Jordanian writer Nahed Hattar was shot dead on 25 September outside a court in the capital Amman, where he was scheduled to stand trial over a cartoon he shared on Facebook.
Government authorities have officially banned news coverage of his assassination.
The cartoon in question depicted a bearded man in heaven, lying in bed with two women, inside of a tent. God peers inside the tent, and the man asks God to bring him some wine and cashew nuts. The writer posted the cartoon with the comment “the Lord of Dawa'ish.” Dawa'ish is the Arabic language acronym used to refer to ISIS members or supporters in the plural. Dawa'ish and Dai'sh (Arabic-language acronym for ISIS) are usually used to negatively refer to the group and its members.
At the behest of Prime Minister Hani al-Mulqi, Hattar was arrested on 13 August for “insulting divinity. According to Al Jazeera, he removed the cartoon soon after, stating “it mocks terrorists and their concept of God and heaven. It does not infringe God's divinity in any way.”
Hattar was a staunch leftist, known for his controversial political writings and his support for the Syrian government under Bashar al-Assad. The 54-year-old writer stayed in police custody until he was released on bail in early September. Despite the threats on his life, he was not afforded any police protection.
After news of the assassination broke on September 25, Jordanians were already expecting a gag order.
The standard procedure… don't address the problem, shove a sock in it
قرار مرتقب بمنع النشر بمقتل حتر
— LumaQ (@LumaQ) September 25, 2016
Govt to issue media gag order on Nahed Hattar's assassination shortly. Because shutting media up is the problem. https://t.co/pUKkURkgCX
— Naseem Tarawnah (@tarawnah) September 25, 2016
How are we supposed to fight extremism if we can't speak about it? https://t.co/xQpWfHou7S
— Areej Abuqudairi (@abuqudaa) September 25, 2016
Sure enough, on September 26 the country's State Security Court issued a ban on the coverage of news related to Hattar's assassination. According to a statement published by the media commission, a government body that regulates audiovisual, print, and electronic media, the ban aims to “preserve investigation secrecy, and ensure public interest.”
This is nothing new for Jordan. On 1 September 2016, the government issued a gag on news coverage related to the King and the royal family, unless they are published by the Royal Hashemite Court itself.
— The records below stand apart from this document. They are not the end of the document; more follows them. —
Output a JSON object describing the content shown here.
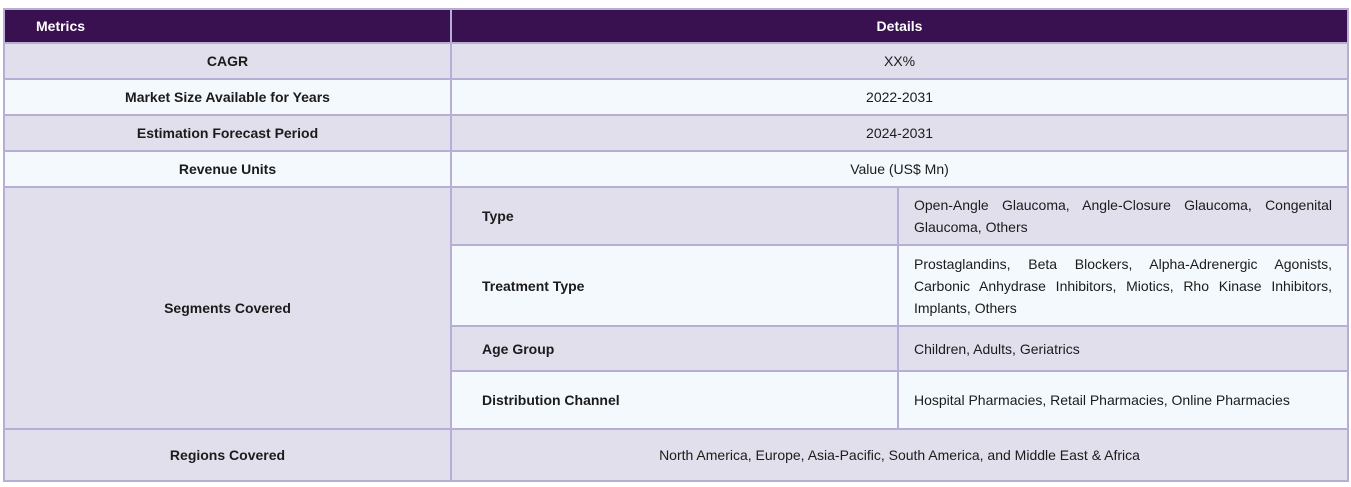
{
  "header": {
    "metrics": "Metrics",
    "details": "Details"
  },
  "rows": {
    "cagr": {
      "label": "CAGR",
      "value": "XX%"
    },
    "market_size": {
      "label": "Market Size Available for Years",
      "value": "2022-2031"
    },
    "forecast": {
      "label": "Estimation Forecast Period",
      "value": "2024-2031"
    },
    "revenue": {
      "label": "Revenue Units",
      "value": "Value (US$ Mn)"
    }
  },
  "segments": {
    "label": "Segments Covered",
    "items": [
      {
        "name": "Type",
        "value": "Open-Angle Glaucoma, Angle-Closure Glaucoma, Congenital Glaucoma, Others"
      },
      {
        "name": "Treatment Type",
        "value": "Prostaglandins, Beta Blockers, Alpha-Adrenergic Agonists, Carbonic Anhydrase Inhibitors, Miotics, Rho Kinase Inhibitors, Implants, Others"
      },
      {
        "name": "Age Group",
        "value": "Children, Adults, Geriatrics"
      },
      {
        "name": "Distribution Channel",
        "value": "Hospital Pharmacies, Retail Pharmacies, Online Pharmacies"
      }
    ]
  },
  "regions": {
    "label": "Regions Covered",
    "value": "North America, Europe, Asia-Pacific, South America, and Middle East & Africa"
  },
  "colors": {
    "header_bg": "#3a1150",
    "row_lavender": "#e2dfec",
    "row_white": "#f4f9fd",
    "border": "#b7aed6"
  }
}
The ban came in the form of a 25-word statement from Jordan's media monitor and offered no details on how long the ban would last or what penalties would be served to violators.
On Twitter, Jordanians bemoaned the fact that gag orders now seem to be issued whenever something newsworthy happens.
@tarawnah 1. Something newsworthy happens 2. #UNITE #Weareone 3. Gag order
— Nickolas Neibauer (@NickNeibauer) September 25, 2016
The local online magazine 7iber counted 15 gag orders between early 2014 and mid-August 2016. The list includes the gag order issued on the case brought by Jordanian authorities against Hattar, the day after his arrest.
In another example, on 28 August 2016, authorities banned coverage of the detention of a preacher for posting on Facebook a video critical of Amman's participation in the US-led military campaign against ISIS.
Though the Jordanian government was quick to condemn his assassination describing it as an “ugly crime”, critics say that it is also partially to blame for bringing the case against the writer in the first place, and for not investigating threats against his life.
Jordanian writer and editor Naseem Tarawnah tweeted:
Say what you will about Hattar, but his killing is a reminder of the real state of free speech, expression, and media in #Jordan.
— Naseem Tarawnah (@tarawnah) September 25, 2016
In an editorial mourning the loss of Hattar published yesterday, 7iber wrote:
If blood stains the hands of Hattar’s assassin who fired four shots at him, then the hands of the state and instigators are not clean either…Incitement against the murdered writer started on social media and other platforms, with threats to kill him published and delivered to him. This did not warrant “an order to investigate” nor did it initiate any legal case against the instigators…If this weren’t the same government that initiated Hattar’s trial, we might have been able to describe its role as negligent or complacent. But when its popularity and its acceptance by some is considered more important than protecting the life of one of its citizens, then its responsibility regarding this crime becomes much more significant.
The Committee to Protect Journalists described the writer's murder as the “result of lack of commitment to freedom of expression by Jordanian authorities,” and called on the government to “to bring the killer to justice and to change its approach to freedom of the press to foster openness and protection for critical voices.”
Today's gag order indicates that the Jordanian government is not planning to liberalize its free speech or censorship policies anytime soon.